Thy coming, sir, would deserve large recompense, if thou hast
hushed her clamorous tongue.
Then I may take my leave, if all is well.
Not so; thy welcome would then be unworthy of me, and of the
ally who sent thee. Nay, come thou in; and leave her without, to
make loud lament for herself and for her friends.
(CLYTEMNESTRA and the PAEDAGOGUS enter the palace.)
How think ye? Was there not grief and anguish there, wondrous
weeping and wailing of that miserable mother, for the son who perished
by such a fate? Nay, she left us with a laugh! Ah, woe is me!
Dearest Orestes, how is my life quenched by thy death! Thou hast
torn away with the from my heart the only hopes which still were
mine,- that thou wouldst live to return some day, an avenger of thy
sire, and of me unhappy. But now- whither shall I turn? I am alone,
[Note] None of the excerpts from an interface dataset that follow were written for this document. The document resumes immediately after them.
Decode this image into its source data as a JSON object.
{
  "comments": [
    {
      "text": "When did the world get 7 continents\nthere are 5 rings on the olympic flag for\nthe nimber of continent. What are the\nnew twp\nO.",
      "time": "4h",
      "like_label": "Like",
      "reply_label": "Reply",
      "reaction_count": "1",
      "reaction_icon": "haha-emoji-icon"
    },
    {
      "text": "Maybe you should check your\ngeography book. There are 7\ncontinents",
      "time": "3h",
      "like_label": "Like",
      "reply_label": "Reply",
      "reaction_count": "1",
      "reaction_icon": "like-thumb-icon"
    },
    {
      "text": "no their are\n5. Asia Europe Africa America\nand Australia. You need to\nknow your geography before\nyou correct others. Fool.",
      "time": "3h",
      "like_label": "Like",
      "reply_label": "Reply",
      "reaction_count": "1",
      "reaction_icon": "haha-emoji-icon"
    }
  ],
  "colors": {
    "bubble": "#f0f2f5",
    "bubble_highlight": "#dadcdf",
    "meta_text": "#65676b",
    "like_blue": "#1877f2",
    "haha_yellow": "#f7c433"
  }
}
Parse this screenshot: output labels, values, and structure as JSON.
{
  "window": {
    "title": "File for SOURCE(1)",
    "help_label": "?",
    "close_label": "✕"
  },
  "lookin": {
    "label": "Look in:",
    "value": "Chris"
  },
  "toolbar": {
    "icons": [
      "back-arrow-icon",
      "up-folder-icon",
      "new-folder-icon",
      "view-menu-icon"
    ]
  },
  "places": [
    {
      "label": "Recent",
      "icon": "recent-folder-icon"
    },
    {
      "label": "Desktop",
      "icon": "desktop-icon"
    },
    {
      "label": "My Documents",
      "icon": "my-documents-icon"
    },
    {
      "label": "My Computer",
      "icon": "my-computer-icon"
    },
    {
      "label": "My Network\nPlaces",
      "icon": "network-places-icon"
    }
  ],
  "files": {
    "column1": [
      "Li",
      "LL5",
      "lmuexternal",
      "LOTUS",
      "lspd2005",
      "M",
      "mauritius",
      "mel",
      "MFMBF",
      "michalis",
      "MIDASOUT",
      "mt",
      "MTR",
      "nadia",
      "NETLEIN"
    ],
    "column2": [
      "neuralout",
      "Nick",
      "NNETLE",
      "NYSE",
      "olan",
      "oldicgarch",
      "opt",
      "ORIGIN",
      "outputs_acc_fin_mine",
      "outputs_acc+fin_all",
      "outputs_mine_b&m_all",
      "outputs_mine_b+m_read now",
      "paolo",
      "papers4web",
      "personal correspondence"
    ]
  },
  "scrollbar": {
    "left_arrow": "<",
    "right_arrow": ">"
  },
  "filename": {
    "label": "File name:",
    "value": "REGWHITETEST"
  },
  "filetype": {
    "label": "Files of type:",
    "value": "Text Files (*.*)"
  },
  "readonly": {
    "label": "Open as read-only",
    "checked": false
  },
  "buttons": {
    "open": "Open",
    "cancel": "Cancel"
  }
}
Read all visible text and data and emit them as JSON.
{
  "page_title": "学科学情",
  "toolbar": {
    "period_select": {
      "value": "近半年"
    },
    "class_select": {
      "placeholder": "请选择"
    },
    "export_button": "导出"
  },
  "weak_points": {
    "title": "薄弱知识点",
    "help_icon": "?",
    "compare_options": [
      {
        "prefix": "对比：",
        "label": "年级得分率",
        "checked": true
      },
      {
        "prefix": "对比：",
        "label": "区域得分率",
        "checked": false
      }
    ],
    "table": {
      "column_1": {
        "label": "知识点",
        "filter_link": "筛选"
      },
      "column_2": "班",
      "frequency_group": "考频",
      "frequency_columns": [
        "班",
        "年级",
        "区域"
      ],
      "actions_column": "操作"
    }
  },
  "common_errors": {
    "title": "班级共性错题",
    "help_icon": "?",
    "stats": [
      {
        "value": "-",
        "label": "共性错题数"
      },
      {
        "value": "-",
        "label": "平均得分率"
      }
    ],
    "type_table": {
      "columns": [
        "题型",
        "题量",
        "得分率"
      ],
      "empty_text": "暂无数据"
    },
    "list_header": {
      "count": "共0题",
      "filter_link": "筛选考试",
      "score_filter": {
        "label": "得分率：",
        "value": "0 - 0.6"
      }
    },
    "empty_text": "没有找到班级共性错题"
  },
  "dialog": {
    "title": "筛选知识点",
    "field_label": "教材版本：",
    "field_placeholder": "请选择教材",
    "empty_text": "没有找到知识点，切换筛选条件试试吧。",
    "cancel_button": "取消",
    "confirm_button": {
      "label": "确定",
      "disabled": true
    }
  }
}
bereft of thee, as of my father.
Henceforth I must be a slave again among those whom most I hate,
my father's murderers. Is it not well with me? But never, at least,
henceforward, will I enter the house to dwell with them; nay, at these
gates I will lay me down, and here, without a friend, my days shall
wither. Therefore, if any in the house be wroth, let them slay me; for
'tis a grace, if I die, but if I live, a pain; I desire life no more.
(The following lines between ELECTRA
and the CHORUS are chanted responsively.)
Where are the thunderbolts of Zeus, or where is the bright Sun, if
they look upon these things, and brand them not, but rest?
Woe, woe, ah me, ah me!
O daughter, why weepest thou?
ELECTRA (with hands outstretched to heaven)
Utter no rash cry!
Thou wilt break my heart!
How meanest thou?
If thou suggest a hope concerning those who have surely passed
to the realm below, thou wilt trample yet more upon my misery.
Nay, I know how, ensnared by a woman for a chain of gold, the
prince Amphiaraus found a grave; and now beneath the earth-
Ah me, ah me!
-he reigns in fulness of force.
Alas indeed! for the murderess-